Ureteropelvic junction (UPJ) obstruction occurs from partial or total blockage where the pelvis and ureter (the tube leading to the bladder) meet. More common in children and often resulting from a congenital abnormality, UPJ obstruction impedes the flow of urine, causing it to build up.
Symptoms do not always present themselves even when a UPJ obstruction is present. When symptoms do occur, they may include:
- Abdominal and flank pain
- Nausea and vomiting
- Kidney stones
- Urinary tract infections
- High blood pressure
Over time, if UPJ obstructions go untreated, deteriorated kidney function can become a serious problem.

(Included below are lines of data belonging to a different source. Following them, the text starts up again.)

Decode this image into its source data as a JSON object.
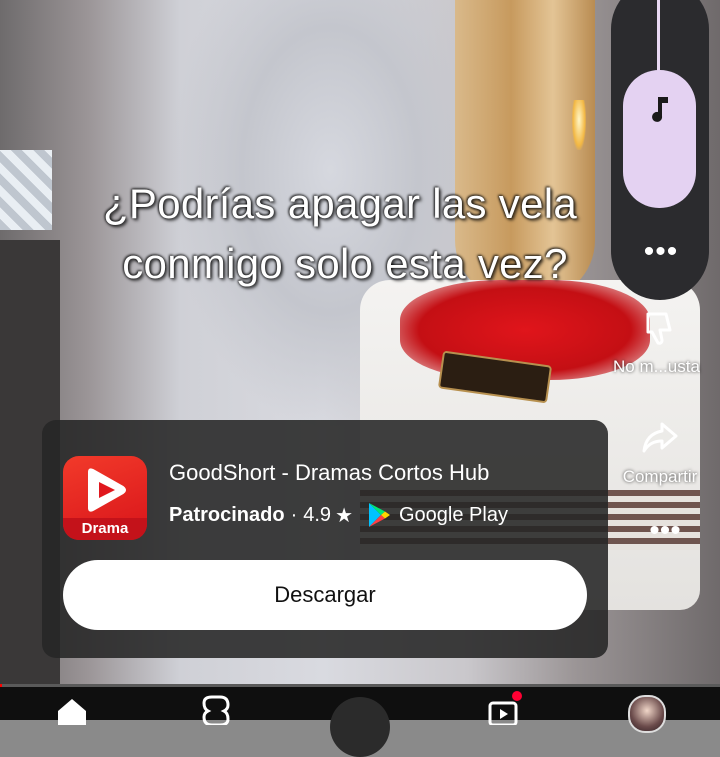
{
  "video": {
    "subtitle_line1": "¿Podrías apagar las vela",
    "subtitle_line2": "conmigo solo esta vez?"
  },
  "rail": {
    "sound_icon": "music-note-icon",
    "more_icon": "more-horizontal-icon",
    "dislike_label": "No m...usta",
    "share_label": "Compartir"
  },
  "ad": {
    "app_icon_label": "Drama",
    "app_name": "GoodShort - Dramas Cortos Hub",
    "sponsored": "Patrocinado",
    "separator": "·",
    "rating": "4.9",
    "rating_star": "★",
    "store_name": "Google Play",
    "download_label": "Descargar"
  },
  "progress": {
    "value_percent": 0.3
  },
  "colors": {
    "accent_red": "#ff0000",
    "sound_button": "#e4d2f2",
    "card_bg": "#262626"
  }
}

When the obstruction is mild, it is usually left to correct itself. Antibiotics may be used to prevent infection. Because there is the potential for kidney damage, more severe cases tend to require pyeloplasty, a surgical procedure that removes the blockage and reconnects the ureter and the renal pelvis.